In Pad Khing (ginger sauce), I wish the ginger had been in the sauce, rather than appearing as a sudden surprise in selected bites. In the non-ginger bites, the dish is not really distinguishable from many of the other pad dishes that combine meat, assorted veggies and “brown sauce.”
I enjoyed Spicy Eggplant in a basil brown sauce; however, I enjoy eggplant in just about anything. In hindsight, I might have asked to skip the meat in the dish in favor of more eggplant.
A companion ordered Yum Neau — spicy, chewy grilled steak strips over lettuce and celery. The ingredients didn’t integrate and the contrast didn’t work. The two aspects of the salad seemed to wish they were elsewhere.
In his Tom Yum soup, on the other hand, the integration was overly complete. Instead of hot-and-sour, it was one hot-sour flavor, with too few shrimp. Call me picky, but for any cuisine to achieve world-class status, you want to taste the separate ingredients and know what each does for the dish.
About a sweet-and-sour Preaw Warn that another companion requested, the less said the better.

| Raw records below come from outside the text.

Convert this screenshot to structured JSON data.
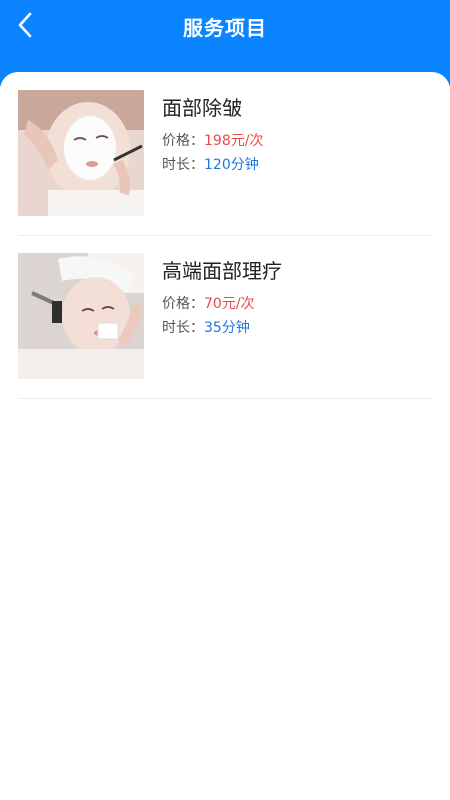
{
  "header": {
    "title": "服务项目",
    "back_icon": "chevron-left-icon",
    "background": "#0a84ff"
  },
  "services": [
    {
      "name": "面部除皱",
      "price_label": "价格：",
      "price": "198元/次",
      "duration_label": "时长：",
      "duration": "120分钟"
    },
    {
      "name": "高端面部理疗",
      "price_label": "价格：",
      "price": "70元/次",
      "duration_label": "时长：",
      "duration": "35分钟"
    }
  ],
  "colors": {
    "accent": "#0a84ff",
    "price": "#ea4b4b",
    "duration": "#1f78e0"
  }
}
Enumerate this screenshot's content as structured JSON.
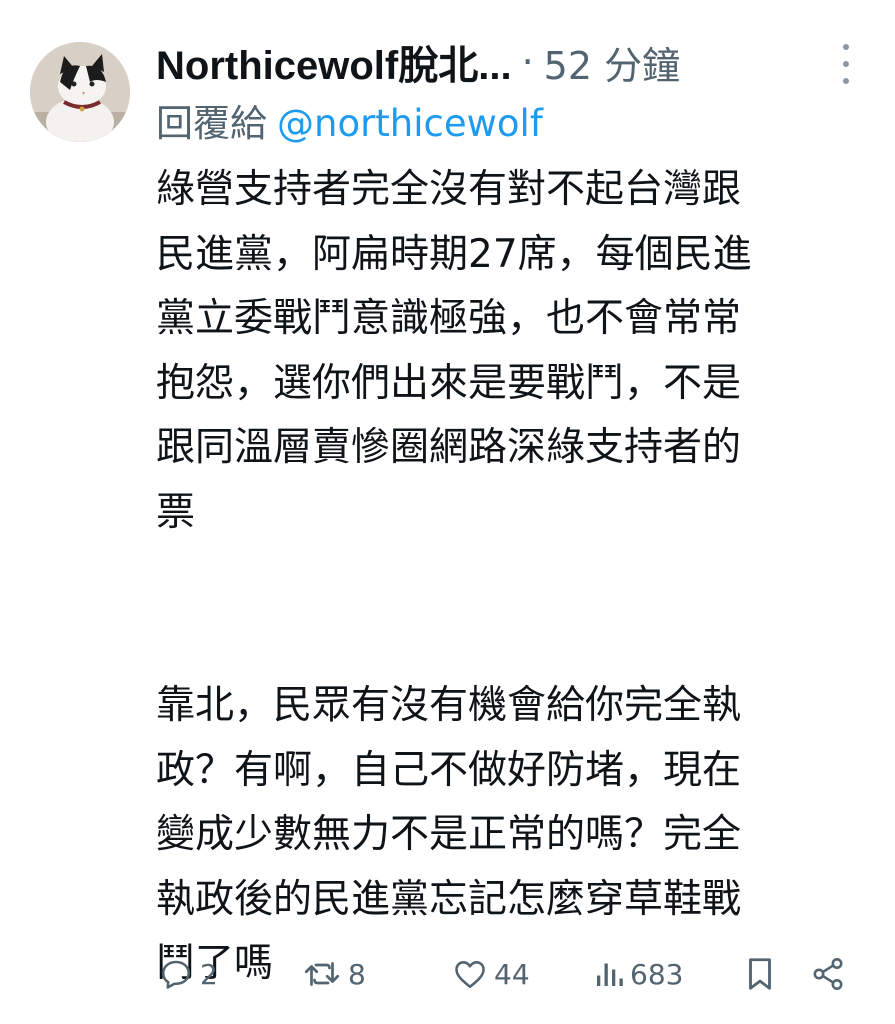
{
  "tweet": {
    "display_name": "Northicewolf脫北...",
    "separator": "·",
    "time": "52 分鐘",
    "replying_to_label": "回覆給",
    "replying_to_handle": "@northicewolf",
    "paragraph1_lines": [
      "綠營支持者完全沒有對不起台灣跟",
      "民進黨，阿扁時期27席，每個民進",
      "黨立委戰鬥意識極強，也不會常常",
      "抱怨，選你們出來是要戰鬥，不是",
      "跟同溫層賣慘圈網路深綠支持者的",
      "票"
    ],
    "paragraph2_lines": [
      "靠北，民眾有沒有機會給你完全執",
      "政？有啊，自己不做好防堵，現在",
      "變成少數無力不是正常的嗎？完全",
      "執政後的民進黨忘記怎麼穿草鞋戰",
      "鬥了嗎"
    ]
  },
  "actions": {
    "reply": {
      "icon": "reply-icon",
      "count": "2"
    },
    "repost": {
      "icon": "repost-icon",
      "count": "8"
    },
    "like": {
      "icon": "heart-icon",
      "count": "44"
    },
    "views": {
      "icon": "views-icon",
      "count": "683"
    },
    "bookmark": {
      "icon": "bookmark-icon"
    },
    "share": {
      "icon": "share-icon"
    }
  },
  "colors": {
    "text": "#0f1419",
    "secondary": "#536471",
    "link": "#1d9bf0"
  }
}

Perhaps “tomatoes and pineapples” and “neon red-orange” is enough.
I didn’t check out New Bangkok’s Mongolian barbecue. It offers nine sauces including teriyaki, sweet and sour, olive oil, and barbecue.
Fun for the younger set are bubble drinks — smoothies with a handful of soft and chewy boiled tapioca pearls that you slurp up through a special wide straw. Strawberry, watermelon, coconut, taro, green tea and black milk tea are bubble drink flavor options.
I finished off with banana cake, which is rice steamed with coconut milk and wrapped in a banana leaf: hot, sweet and bland — more comfort food.
The place was packed on a Saturday night, and service was consequently very slow. On a Sunday afternoon, service was very quick.
New Bangkok is open every day (dinner only on weekends). Some seafood dishes, and frog legs, are served only at dinnertime. No alcohol.
Jane Slaughter dines for Metro Times. E-mail firstname.lastname@example.org.